|International Classification||G11C16/06, G11C16/08, G11C16/04|
|Cooperative Classification||G11C16/08, G11C16/3445, G11C16/26, G11C16/344, G11C16/0483|
|European Classification||G11C16/34V2, G11C16/26, G11C16/34V2C, G11C16/04N, G11C16/08|
|Dec 16, 2009||FPAY||Fee payment|
Year of fee payment: 4
|Jan 4, 2010||AS||Assignment|
Owner name: ROUND ROCK RESEARCH, LLC,NEW YORK

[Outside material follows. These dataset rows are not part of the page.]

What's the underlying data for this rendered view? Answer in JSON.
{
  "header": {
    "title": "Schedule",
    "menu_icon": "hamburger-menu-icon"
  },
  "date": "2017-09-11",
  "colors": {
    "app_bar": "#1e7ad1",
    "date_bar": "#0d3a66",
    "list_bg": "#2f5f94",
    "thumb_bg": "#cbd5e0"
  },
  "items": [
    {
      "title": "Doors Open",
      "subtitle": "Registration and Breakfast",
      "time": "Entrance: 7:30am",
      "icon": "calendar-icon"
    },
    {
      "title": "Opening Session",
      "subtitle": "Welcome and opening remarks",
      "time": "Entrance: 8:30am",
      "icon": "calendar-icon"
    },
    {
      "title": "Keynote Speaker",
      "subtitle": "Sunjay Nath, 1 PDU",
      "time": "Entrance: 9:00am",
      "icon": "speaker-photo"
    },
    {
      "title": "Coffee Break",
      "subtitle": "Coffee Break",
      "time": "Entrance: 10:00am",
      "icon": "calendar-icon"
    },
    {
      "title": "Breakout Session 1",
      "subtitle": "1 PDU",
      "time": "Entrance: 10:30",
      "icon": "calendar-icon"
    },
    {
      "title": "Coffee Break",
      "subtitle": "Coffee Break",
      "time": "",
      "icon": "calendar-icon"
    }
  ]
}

Free format text: ASSIGNMENT OF ASSIGNORS INTEREST;ASSIGNOR:MICRON TECHNOLOGY, INC.;REEL/FRAME:023786/0416
Effective date: 20091223
Owner name: ROUND ROCK RESEARCH, LLC, NEW YORK
Free format text: ASSIGNMENT OF ASSIGNORS INTEREST;ASSIGNOR:MICRON TECHNOLOGY, INC.;REEL/FRAME:023786/0416
Effective date: 20091223
|Dec 18, 2013||FPAY||Fee payment|
Year of fee payment: 8